Let that simmer a bit, then spoon a little gravy over your lunch Reader. Better days are ahead...somewhere.


And then there were three

Georgia lost another MLB with Crob going down late in the 4th quarter. He'll be out "at least a couple games", hopefully returning in time to meet MSU.

In the mean time, the Dawgs will rely on Amarlo Herrera, Mike Gilliard and Jeremy Sulek. For emergency depth I'm sure many fans are going to clamor for Samuel to return to the defensive side of the ball. But that's just not going to happen. Last night in his teleconference Richt did mention freshman Ramik Wilson and Chase Vasser could provide some depth.

Hopefully all five of those get some time in Tree and Crob's shoes Saturday before the trip to Oxford.

Sunday, September 11, 2011

Sunday's Non-miserable Thoughts

I'm not so miserable today. This loss is best divided into good and bad.

The good.
  • I was tempted to punch a Tanneyhill wannabe d-bag post game. But I chose the path with fewer handcuffs.
  • We looked demonstrably better than we did in the Dome. I'd tend to think that's because of the uniforms. I hope it's because of the fire in the belly.
  • Offense was very effective in the shotgun. Although I'd still rather see us line up in the I-formation (especially with Figgins at FB), we ran the ball and passed the ball well. Not exceptionally well, but effectively well. That is to say it was good but there's room for improvement.
  • Crowell. Nice to see the coaches stick with him after that awful fumble. I thought he was heads and shoulders above Samuel.
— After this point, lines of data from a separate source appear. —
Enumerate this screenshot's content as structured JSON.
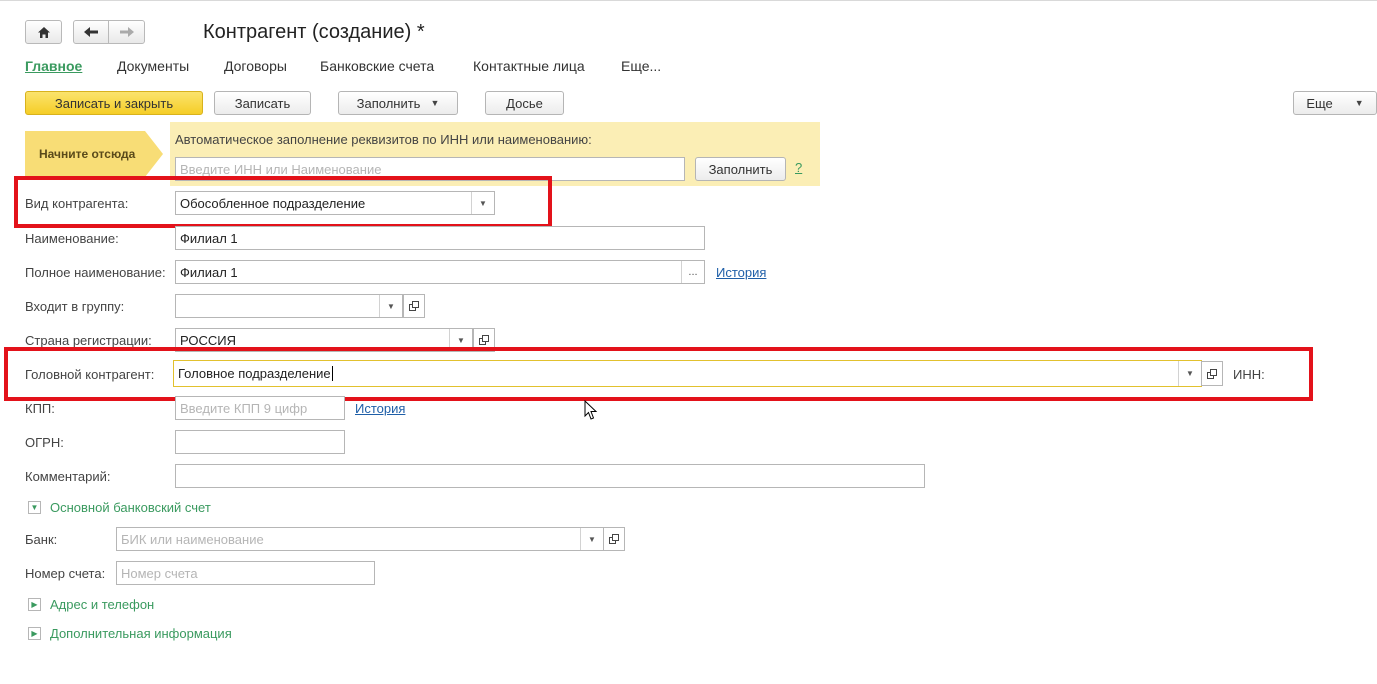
{
  "window": {
    "title": "Контрагент (создание) *"
  },
  "tabs": [
    "Главное",
    "Документы",
    "Договоры",
    "Банковские счета",
    "Контактные лица",
    "Еще..."
  ],
  "toolbar": {
    "save_close": "Записать и закрыть",
    "save": "Записать",
    "fill": "Заполнить",
    "dossier": "Досье",
    "more": "Еще"
  },
  "hint": {
    "start": "Начните отсюда",
    "text": "Автоматическое заполнение реквизитов по ИНН или наименованию:",
    "placeholder": "Введите ИНН или Наименование",
    "fill_button": "Заполнить",
    "help": "?"
  },
  "fields": {
    "kind_label": "Вид контрагента:",
    "kind_value": "Обособленное подразделение",
    "name_label": "Наименование:",
    "name_value": "Филиал 1",
    "fullname_label": "Полное наименование:",
    "fullname_value": "Филиал 1",
    "fullname_dots": "...",
    "history": "История",
    "group_label": "Входит в группу:",
    "group_value": "",
    "country_label": "Страна регистрации:",
    "country_value": "РОССИЯ",
    "head_label": "Головной контрагент:",
    "head_value": "Головное подразделение",
    "inn_label": "ИНН:",
    "kpp_label": "КПП:",
    "kpp_placeholder": "Введите КПП 9 цифр",
    "kpp_history": "История",
    "ogrn_label": "ОГРН:",
    "ogrn_value": "",
    "comment_label": "Комментарий:",
    "comment_value": ""
  },
  "bank_section": {
    "title": "Основной банковский счет",
    "bank_label": "Банк:",
    "bank_placeholder": "БИК или наименование",
    "account_label": "Номер счета:",
    "account_placeholder": "Номер счета"
  },
  "sections": {
    "address": "Адрес и телефон",
    "additional": "Дополнительная информация"
  },
  "colors": {
    "accent_green": "#3a9a5f",
    "highlight_red": "#e3121a",
    "primary_yellow": "#f5ce27",
    "hint_bg": "#fbeeb5"
  },
  "icons": [
    "home-icon",
    "back-arrow-icon",
    "forward-arrow-icon",
    "dropdown-icon",
    "open-icon",
    "expand-icon",
    "collapse-icon",
    "mouse-cursor-icon"
  ]
}
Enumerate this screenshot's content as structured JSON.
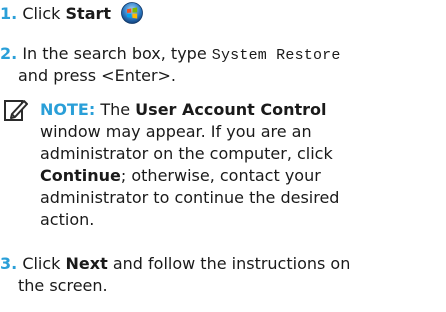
{
  "steps": [
    {
      "number": "1.",
      "pre": "Click ",
      "bold": "Start",
      "icon": "windows-start-orb-icon"
    },
    {
      "number": "2.",
      "pre": "In the search box, type ",
      "code": "System Restore",
      "cont": "and press <Enter>."
    },
    {
      "number": "3.",
      "pre": "Click ",
      "bold": "Next",
      "post": " and follow the instructions on",
      "cont": "the screen."
    }
  ],
  "note": {
    "icon": "pencil-note-icon",
    "label": "NOTE:",
    "text_1": " The ",
    "bold_1": "User Account Control",
    "line_2": "window may appear. If you are an",
    "line_3": "administrator on the computer, click",
    "bold_2": "Continue",
    "text_2": "; otherwise, contact your",
    "line_5": "administrator to continue the desired",
    "line_6": "action."
  },
  "colors": {
    "accent": "#2a9fd8",
    "text": "#1a1a1a"
  }
}
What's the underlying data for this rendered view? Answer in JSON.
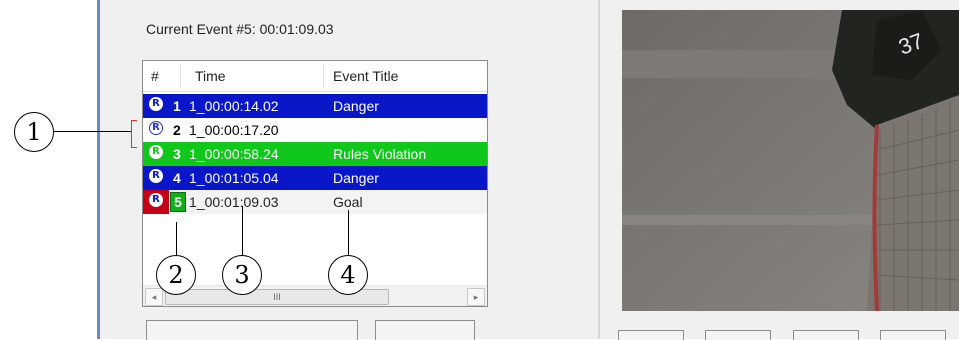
{
  "header": {
    "current_event_label": "Current Event #5: 00:01:09.03"
  },
  "event_list": {
    "columns": [
      "#",
      "Time",
      "Event Title"
    ],
    "rows": [
      {
        "icon": "R",
        "number": "1",
        "time": "1_00:00:14.02",
        "title": "Danger",
        "color": "#0a17c9"
      },
      {
        "icon": "R",
        "number": "2",
        "time": "1_00:00:17.20",
        "title": "",
        "color": "#ffffff"
      },
      {
        "icon": "R",
        "number": "3",
        "time": "1_00:00:58.24",
        "title": "Rules Violation",
        "color": "#10c81b"
      },
      {
        "icon": "R",
        "number": "4",
        "time": "1_00:01:05.04",
        "title": "Danger",
        "color": "#0a17c9"
      },
      {
        "icon": "R",
        "number": "5",
        "time": "1_00:01:09.03",
        "title": "Goal",
        "color": "#f3f3f3"
      }
    ],
    "scrollbar": {
      "left_arrow": "◂",
      "right_arrow": "▸",
      "thumb_grip": "III"
    }
  },
  "callouts": [
    "1",
    "2",
    "3",
    "4"
  ],
  "video": {
    "description_icon": "video-preview"
  }
}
I got a little frustrated with the substituting, but eventually they went with the hot hand.
  • Coaching adjustments seemed better. Bobo responded in the second half to help match the miscues. Grantham refused to let Lattimore be a deciding factor. #21 got his yards, but it wasn't because of scheme, gameplan.
  • Rambo looks like his old self. And Williams looks like the real deal. If safety was our weakest defensive position I think we'll be ok for the rest of the schedule.
  • Perhaps Nama put it best after Bennett's TD when he wondered how Kris Durham regained some eligibility. Bennett had some clutch catches. Very reminiscent of #16.
  • Blocking was better...
The bad.
  • I know we haven't won a game since late Novemeber. But does that mean we have to play that stupid nerd jumping up and down song? Dananana...danananananahhhh. Ugh.
  • As long as we're gonna play Samuel "ahead" of Crowell, why can't we call ONE toss sweep with Figgins leading Samuel the IVth? 
  • Turnovers. Absolutely killed us. As much as the blocking was better, that "olay" BS on the last SC touchdown fumble return was absolutely a pile of crap. Cmon!
  • Special teams. We shouldn't get out played in this area. All. Frickin. Season. Outside of Drew Butler, we were. Walsh missed another makeable FG, and the Gamecocks managed to neutralize our advantage on kickoffs.
  • Plus, the fake punt was a killer. Damn.
  • I'll look at the replay later, but it seemed like we committed the TEs to protection. Good call, but as a result Charles was a non-factor. Would've liked to see him factor in late in the game.
  • Fans. Leaving all have no right to complain. Tavarres King made y'all look like d-bags.
That's what I got. What'd I miss?

SEC Video - Carolina highlights